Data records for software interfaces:
Segment Open
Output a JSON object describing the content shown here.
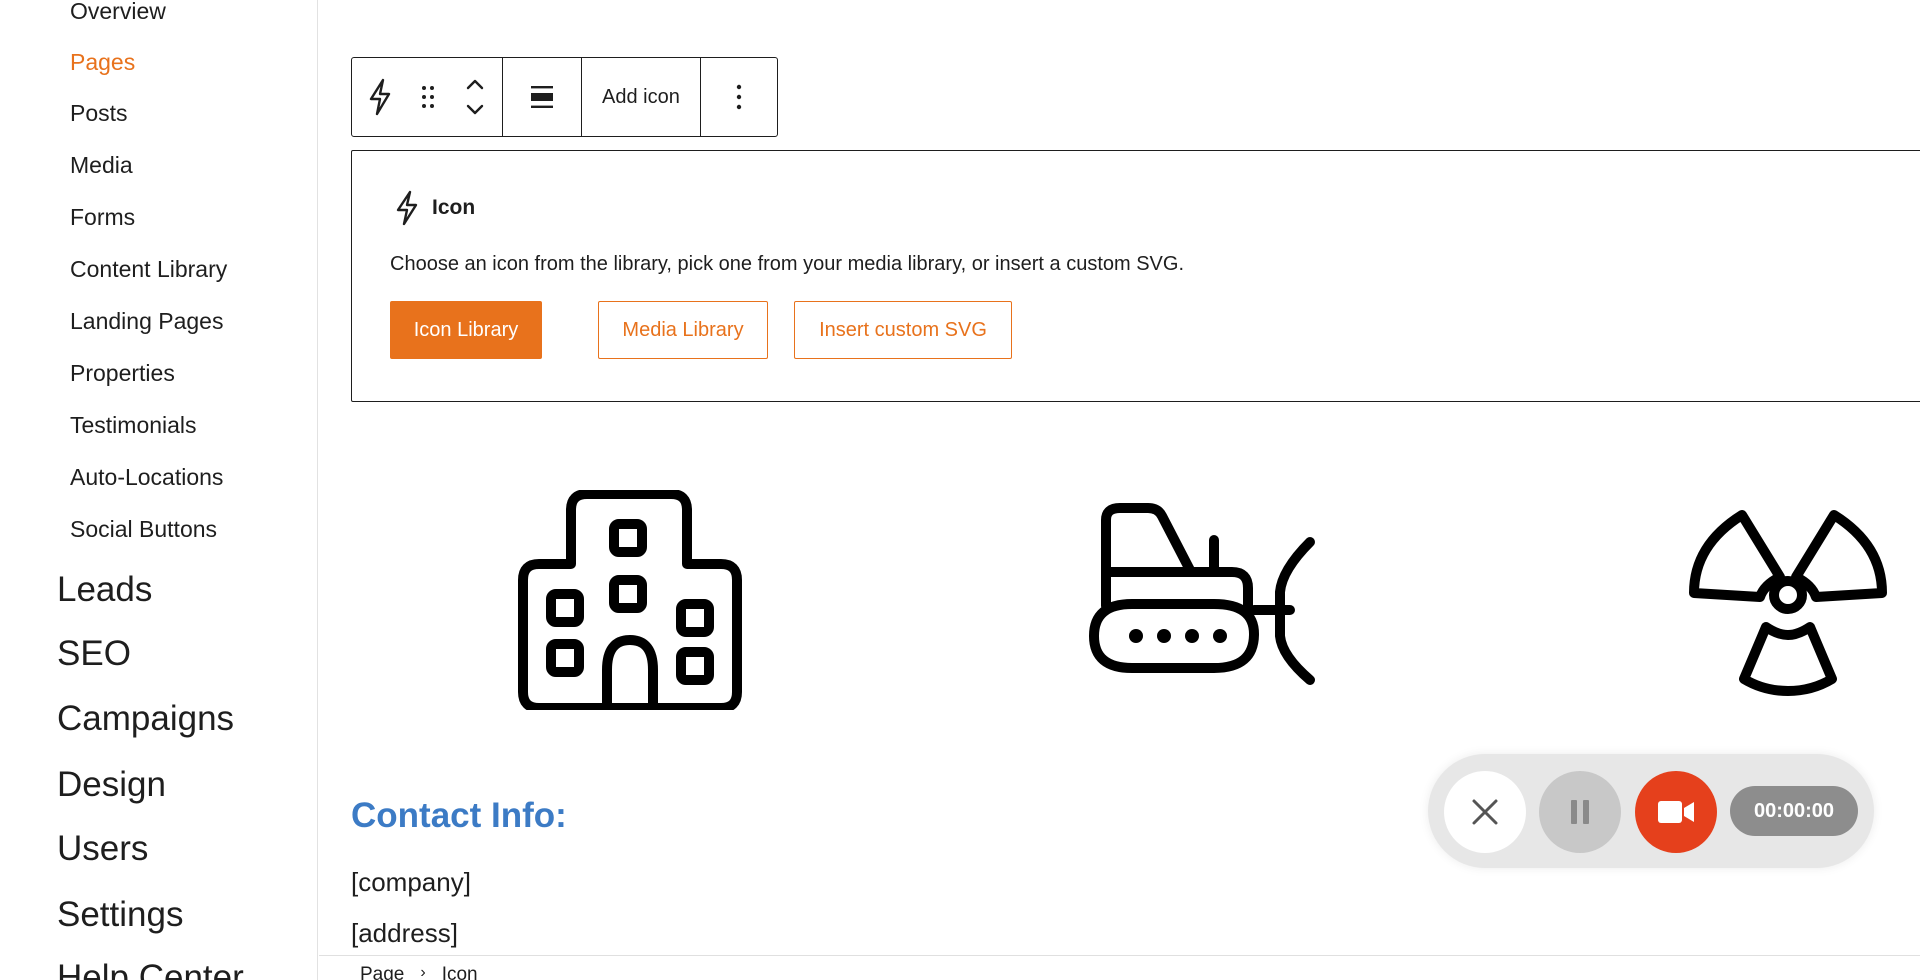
{
  "sidebar": {
    "sub_items": [
      {
        "label": "Overview",
        "active": false
      },
      {
        "label": "Pages",
        "active": true
      },
      {
        "label": "Posts",
        "active": false
      },
      {
        "label": "Media",
        "active": false
      },
      {
        "label": "Forms",
        "active": false
      },
      {
        "label": "Content Library",
        "active": false
      },
      {
        "label": "Landing Pages",
        "active": false
      },
      {
        "label": "Properties",
        "active": false
      },
      {
        "label": "Testimonials",
        "active": false
      },
      {
        "label": "Auto-Locations",
        "active": false
      },
      {
        "label": "Social Buttons",
        "active": false
      }
    ],
    "main_items": [
      {
        "label": "Leads"
      },
      {
        "label": "SEO"
      },
      {
        "label": "Campaigns"
      },
      {
        "label": "Design"
      },
      {
        "label": "Users"
      },
      {
        "label": "Settings"
      },
      {
        "label": "Help Center"
      }
    ]
  },
  "toolbar": {
    "block_icon": "lightning-icon",
    "drag_icon": "drag-handle-icon",
    "move_icon": "chevron-up-down-icon",
    "align_icon": "align-center-icon",
    "add_icon_label": "Add icon",
    "options_icon": "more-vertical-icon"
  },
  "icon_block": {
    "title": "Icon",
    "description": "Choose an icon from the library, pick one from your media library, or insert a custom SVG.",
    "buttons": {
      "icon_library": "Icon Library",
      "media_library": "Media Library",
      "insert_svg": "Insert custom SVG"
    }
  },
  "icons_row": [
    "building-icon",
    "bulldozer-icon",
    "radiation-icon"
  ],
  "contact": {
    "title": "Contact Info:",
    "company": "[company]",
    "address": "[address]"
  },
  "breadcrumb": {
    "items": [
      "Page",
      "Icon"
    ]
  },
  "recorder": {
    "timer": "00:00:00"
  },
  "colors": {
    "accent": "#e8721c",
    "contact_title": "#3c7bc5",
    "record": "#e5401c"
  }
}
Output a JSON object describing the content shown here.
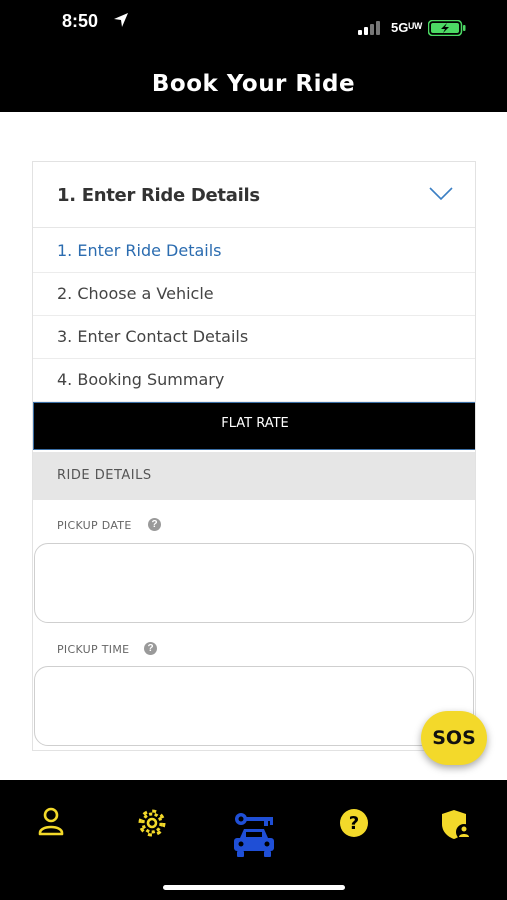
{
  "status_bar": {
    "time": "8:50",
    "network": "5Gᵁᵂ"
  },
  "header": {
    "title": "Book Your Ride"
  },
  "steps": {
    "selected": "1. Enter Ride Details",
    "options": [
      "1. Enter Ride Details",
      "2. Choose a Vehicle",
      "3. Enter Contact Details",
      "4. Booking Summary"
    ]
  },
  "rate_button": "FLAT RATE",
  "section": {
    "title": "RIDE DETAILS"
  },
  "fields": {
    "pickup_date": {
      "label": "PICKUP DATE",
      "value": ""
    },
    "pickup_time": {
      "label": "PICKUP TIME",
      "value": ""
    }
  },
  "sos_label": "SOS",
  "bottom_nav": {
    "items": [
      "profile-icon",
      "settings-icon",
      "ride-icon",
      "help-icon",
      "security-icon"
    ]
  },
  "colors": {
    "header_bg": "#000000",
    "accent_yellow": "#f3d92a",
    "active_step": "#2b6cb0",
    "ride_icon_blue": "#1f4fd6"
  }
}
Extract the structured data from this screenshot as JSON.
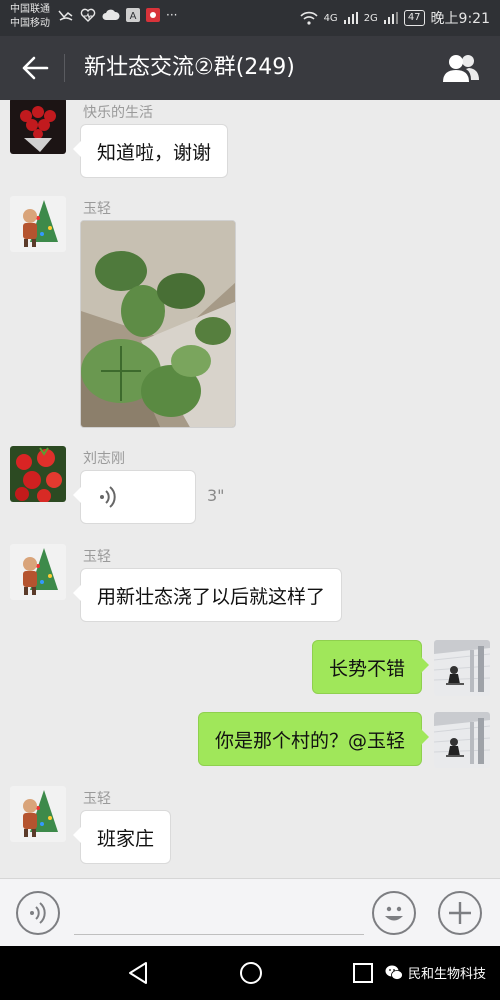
{
  "status_bar": {
    "carrier_1": "中国联通",
    "carrier_2": "中国移动",
    "signal_1": "4G",
    "signal_2": "2G",
    "battery": "47",
    "time": "晚上9:21"
  },
  "header": {
    "title": "新壮态交流②群(249)"
  },
  "messages": [
    {
      "sender": "快乐的生活",
      "text": "知道啦，谢谢"
    },
    {
      "sender": "玉轻",
      "type": "image"
    },
    {
      "sender": "刘志刚",
      "type": "voice",
      "duration": "3\""
    },
    {
      "sender": "玉轻",
      "text": "用新壮态浇了以后就这样了"
    },
    {
      "self": true,
      "text": "长势不错"
    },
    {
      "self": true,
      "text": "你是那个村的？@玉轻"
    },
    {
      "sender": "玉轻",
      "text": "班家庄"
    }
  ],
  "input": {
    "placeholder": ""
  },
  "watermark": {
    "text": "民和生物科技"
  },
  "colors": {
    "header_bg": "#393a3f",
    "self_bubble": "#a0e75a",
    "chat_bg": "#ebebeb"
  }
}
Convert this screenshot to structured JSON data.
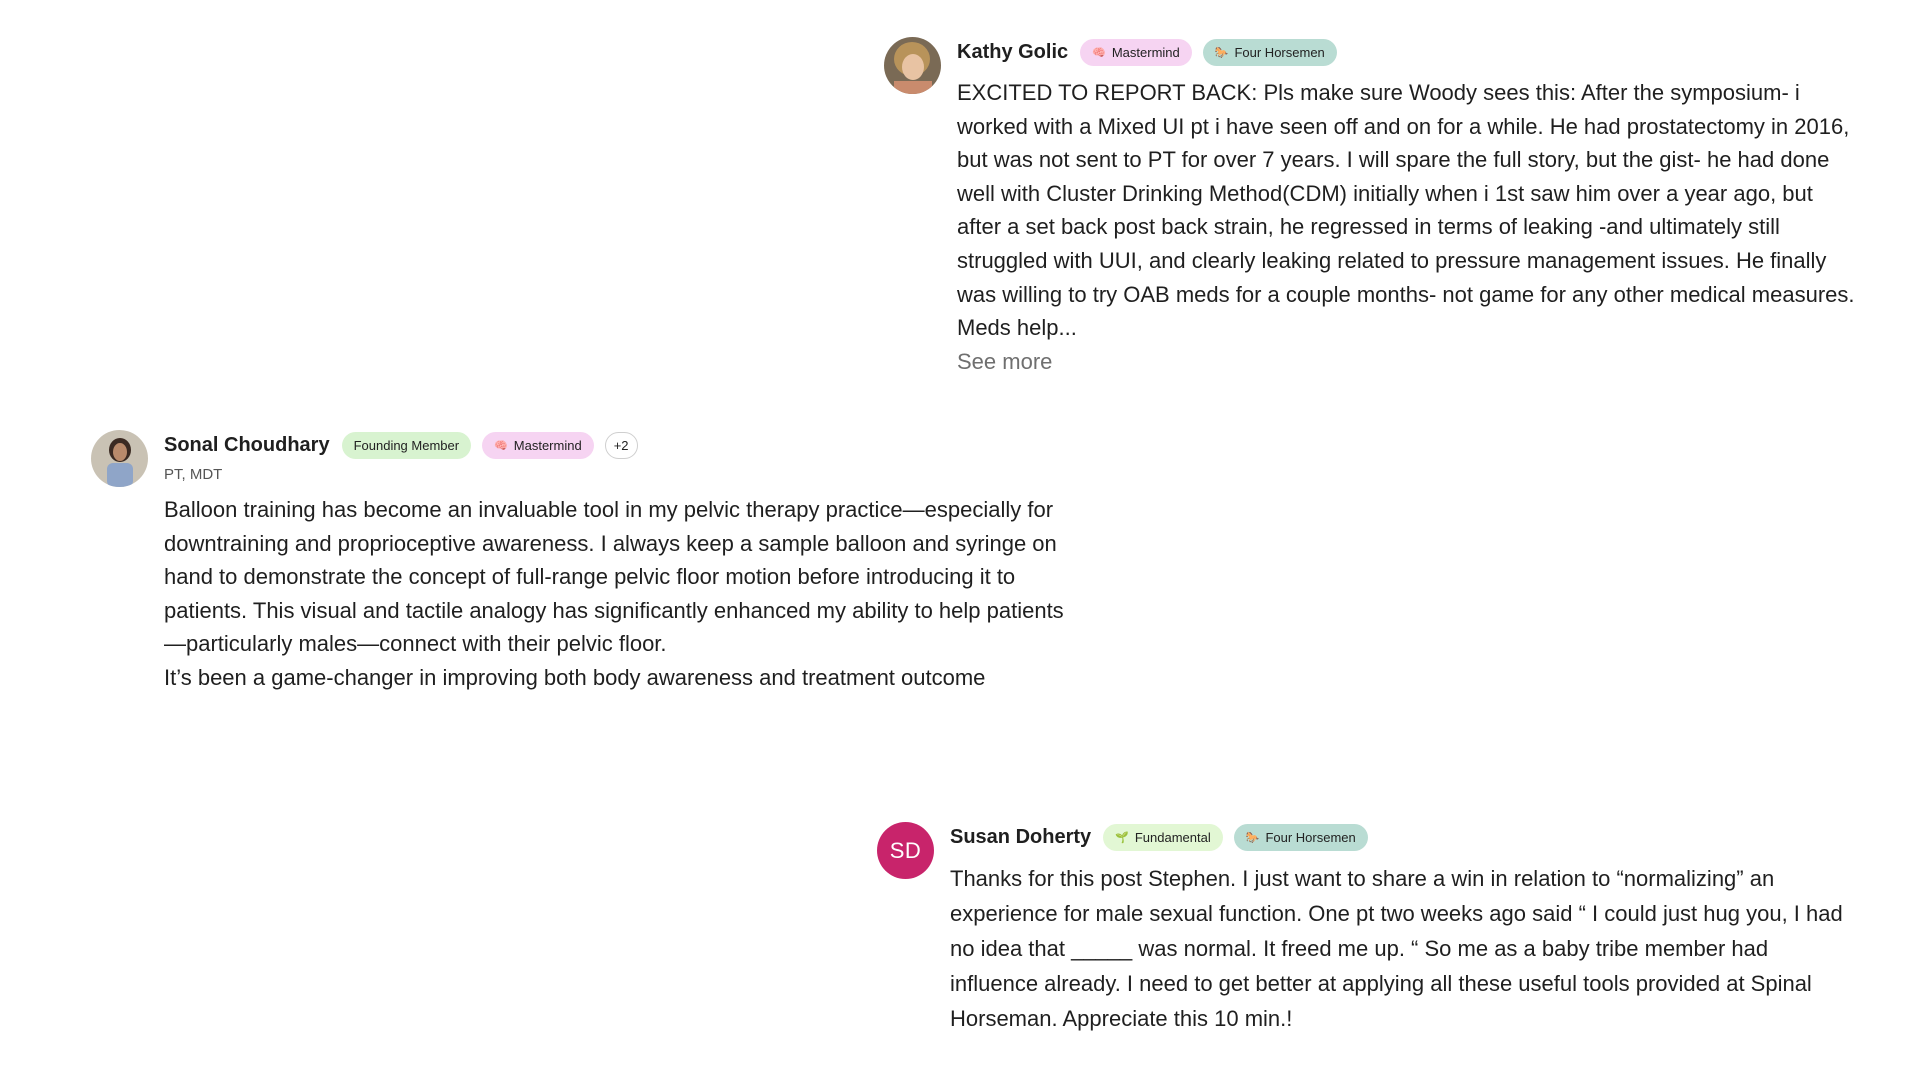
{
  "posts": [
    {
      "author": "Kathy Golic",
      "avatar_icon": "user-photo-icon",
      "badges": [
        {
          "label": "Mastermind",
          "icon": "brain-icon",
          "color": "#f6d4f2"
        },
        {
          "label": "Four Horsemen",
          "icon": "horse-icon",
          "color": "#b9dcd3"
        }
      ],
      "body": "EXCITED TO REPORT BACK:  Pls make sure Woody sees this:  After the symposium- i worked with a Mixed UI pt i have seen off and on for a while.  He had prostatectomy in 2016, but was not sent to PT for over 7 years.  I will spare the full story, but the gist- he had done well with Cluster Drinking Method(CDM) initially when i 1st saw him over a year ago, but after a set back post back strain, he regressed in terms of leaking -and ultimately still struggled with UUI, and clearly leaking related to pressure management issues.  He finally was willing to try OAB meds  for a couple months- not game for any other medical measures. Meds help...",
      "see_more": "See more"
    },
    {
      "author": "Sonal Choudhary",
      "avatar_icon": "user-photo-icon",
      "badges": [
        {
          "label": "Founding Member",
          "icon": "",
          "color": "#d8f3d0"
        },
        {
          "label": "Mastermind",
          "icon": "brain-icon",
          "color": "#f6d4f2"
        }
      ],
      "more_badges": "+2",
      "subtitle": "PT, MDT",
      "body_paragraphs": [
        "Balloon training has become an invaluable tool in my pelvic therapy practice—especially for downtraining and proprioceptive awareness. I always keep a sample balloon and syringe on hand to demonstrate the concept of full-range pelvic floor motion before introducing it to patients. This visual and tactile analogy has significantly enhanced my ability to help patients—particularly males—connect with their pelvic floor.",
        "It’s been a game-changer in improving both body awareness and treatment outcome"
      ]
    },
    {
      "author": "Susan Doherty",
      "initials": "SD",
      "avatar_color": "#c8246b",
      "badges": [
        {
          "label": "Fundamental",
          "icon": "seedling-icon",
          "color": "#e2f7d4"
        },
        {
          "label": "Four Horsemen",
          "icon": "horse-icon",
          "color": "#b9dcd3"
        }
      ],
      "body": "Thanks for this post Stephen. I just want to share a win in relation to “normalizing” an experience for male sexual function. One pt two weeks ago said “ I could just hug you, I had no idea that _____ was normal. It freed me up. “ So me as a baby tribe member had influence already. I need to get better at applying all these useful tools provided at Spinal Horseman. Appreciate this 10 min.!"
    }
  ]
}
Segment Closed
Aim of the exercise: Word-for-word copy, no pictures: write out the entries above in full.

Response below:
Output a JSON object describing the content shown here.
{
  "sidebar": {
    "sub_items": [
      {
        "label": "Overview",
        "active": false
      },
      {
        "label": "Pages",
        "active": true
      },
      {
        "label": "Posts",
        "active": false
      },
      {
        "label": "Media",
        "active": false
      },
      {
        "label": "Forms",
        "active": false
      },
      {
        "label": "Content Library",
        "active": false
      },
      {
        "label": "Landing Pages",
        "active": false
      },
      {
        "label": "Properties",
        "active": false
      },
      {
        "label": "Testimonials",
        "active": false
      },
      {
        "label": "Auto-Locations",
        "active": false
      },
      {
        "label": "Social Buttons",
        "active": false
      }
    ],
    "main_items": [
      {
        "label": "Leads"
      },
      {
        "label": "SEO"
      },
      {
        "label": "Campaigns"
      },
      {
        "label": "Design"
      },
      {
        "label": "Users"
      },
      {
        "label": "Settings"
      },
      {
        "label": "Help Center"
      }
    ]
  },
  "toolbar": {
    "block_icon": "lightning-icon",
    "drag_icon": "drag-handle-icon",
    "move_icon": "chevron-up-down-icon",
    "align_icon": "align-center-icon",
    "add_icon_label": "Add icon",
    "options_icon": "more-vertical-icon"
  },
  "icon_block": {
    "title": "Icon",
    "description": "Choose an icon from the library, pick one from your media library, or insert a custom SVG.",
    "buttons": {
      "icon_library": "Icon Library",
      "media_library": "Media Library",
      "insert_svg": "Insert custom SVG"
    }
  },
  "icons_row": [
    "building-icon",
    "bulldozer-icon",
    "radiation-icon"
  ],
  "contact": {
    "title": "Contact Info:",
    "company": "[company]",
    "address": "[address]"
  },
  "breadcrumb": {
    "items": [
      "Page",
      "Icon"
    ]
  },
  "recorder": {
    "timer": "00:00:00"
  },
  "colors": {
    "accent": "#e8721c",
    "contact_title": "#3c7bc5",
    "record": "#e5401c"
  }
}
Output a JSON object describing the content shown here.
{
  "status_bar": {
    "time": "8:50",
    "network": "5Gᵁᵂ"
  },
  "header": {
    "title": "Book Your Ride"
  },
  "steps": {
    "selected": "1. Enter Ride Details",
    "options": [
      "1. Enter Ride Details",
      "2. Choose a Vehicle",
      "3. Enter Contact Details",
      "4. Booking Summary"
    ]
  },
  "rate_button": "FLAT RATE",
  "section": {
    "title": "RIDE DETAILS"
  },
  "fields": {
    "pickup_date": {
      "label": "PICKUP DATE",
      "value": ""
    },
    "pickup_time": {
      "label": "PICKUP TIME",
      "value": ""
    }
  },
  "sos_label": "SOS",
  "bottom_nav": {
    "items": [
      "profile-icon",
      "settings-icon",
      "ride-icon",
      "help-icon",
      "security-icon"
    ]
  },
  "colors": {
    "header_bg": "#000000",
    "accent_yellow": "#f3d92a",
    "active_step": "#2b6cb0",
    "ride_icon_blue": "#1f4fd6"
  }
}
Extract the structured data from this screenshot as JSON.
{
  "status_bar": {
    "carrier_1": "中国联通",
    "carrier_2": "中国移动",
    "signal_1": "4G",
    "signal_2": "2G",
    "battery": "47",
    "time": "晚上9:21"
  },
  "header": {
    "title": "新壮态交流②群(249)"
  },
  "messages": [
    {
      "sender": "快乐的生活",
      "text": "知道啦，谢谢"
    },
    {
      "sender": "玉轻",
      "type": "image"
    },
    {
      "sender": "刘志刚",
      "type": "voice",
      "duration": "3\""
    },
    {
      "sender": "玉轻",
      "text": "用新壮态浇了以后就这样了"
    },
    {
      "self": true,
      "text": "长势不错"
    },
    {
      "self": true,
      "text": "你是那个村的？@玉轻"
    },
    {
      "sender": "玉轻",
      "text": "班家庄"
    }
  ],
  "input": {
    "placeholder": ""
  },
  "watermark": {
    "text": "民和生物科技"
  },
  "colors": {
    "header_bg": "#393a3f",
    "self_bubble": "#a0e75a",
    "chat_bg": "#ebebeb"
  }
}
Convert this screenshot to structured JSON data.
{
  "posts": [
    {
      "author": "Kathy Golic",
      "avatar_icon": "user-photo-icon",
      "badges": [
        {
          "label": "Mastermind",
          "icon": "brain-icon",
          "color": "#f6d4f2"
        },
        {
          "label": "Four Horsemen",
          "icon": "horse-icon",
          "color": "#b9dcd3"
        }
      ],
      "body": "EXCITED TO REPORT BACK:  Pls make sure Woody sees this:  After the symposium- i worked with a Mixed UI pt i have seen off and on for a while.  He had prostatectomy in 2016, but was not sent to PT for over 7 years.  I will spare the full story, but the gist- he had done well with Cluster Drinking Method(CDM) initially when i 1st saw him over a year ago, but after a set back post back strain, he regressed in terms of leaking -and ultimately still struggled with UUI, and clearly leaking related to pressure management issues.  He finally was willing to try OAB meds  for a couple months- not game for any other medical measures. Meds help...",
      "see_more": "See more"
    },
    {
      "author": "Sonal Choudhary",
      "avatar_icon": "user-photo-icon",
      "badges": [
        {
          "label": "Founding Member",
          "icon": "",
          "color": "#d8f3d0"
        },
        {
          "label": "Mastermind",
          "icon": "brain-icon",
          "color": "#f6d4f2"
        }
      ],
      "more_badges": "+2",
      "subtitle": "PT, MDT",
      "body_paragraphs": [
        "Balloon training has become an invaluable tool in my pelvic therapy practice—especially for downtraining and proprioceptive awareness. I always keep a sample balloon and syringe on hand to demonstrate the concept of full-range pelvic floor motion before introducing it to patients. This visual and tactile analogy has significantly enhanced my ability to help patients—particularly males—connect with their pelvic floor.",
        "It’s been a game-changer in improving both body awareness and treatment outcome"
      ]
    },
    {
      "author": "Susan Doherty",
      "initials": "SD",
      "avatar_color": "#c8246b",
      "badges": [
        {
          "label": "Fundamental",
          "icon": "seedling-icon",
          "color": "#e2f7d4"
        },
        {
          "label": "Four Horsemen",
          "icon": "horse-icon",
          "color": "#b9dcd3"
        }
      ],
      "body": "Thanks for this post Stephen. I just want to share a win in relation to “normalizing” an experience for male sexual function. One pt two weeks ago said “ I could just hug you, I had no idea that _____ was normal. It freed me up. “ So me as a baby tribe member had influence already. I need to get better at applying all these useful tools provided at Spinal Horseman. Appreciate this 10 min.!"
    }
  ]
}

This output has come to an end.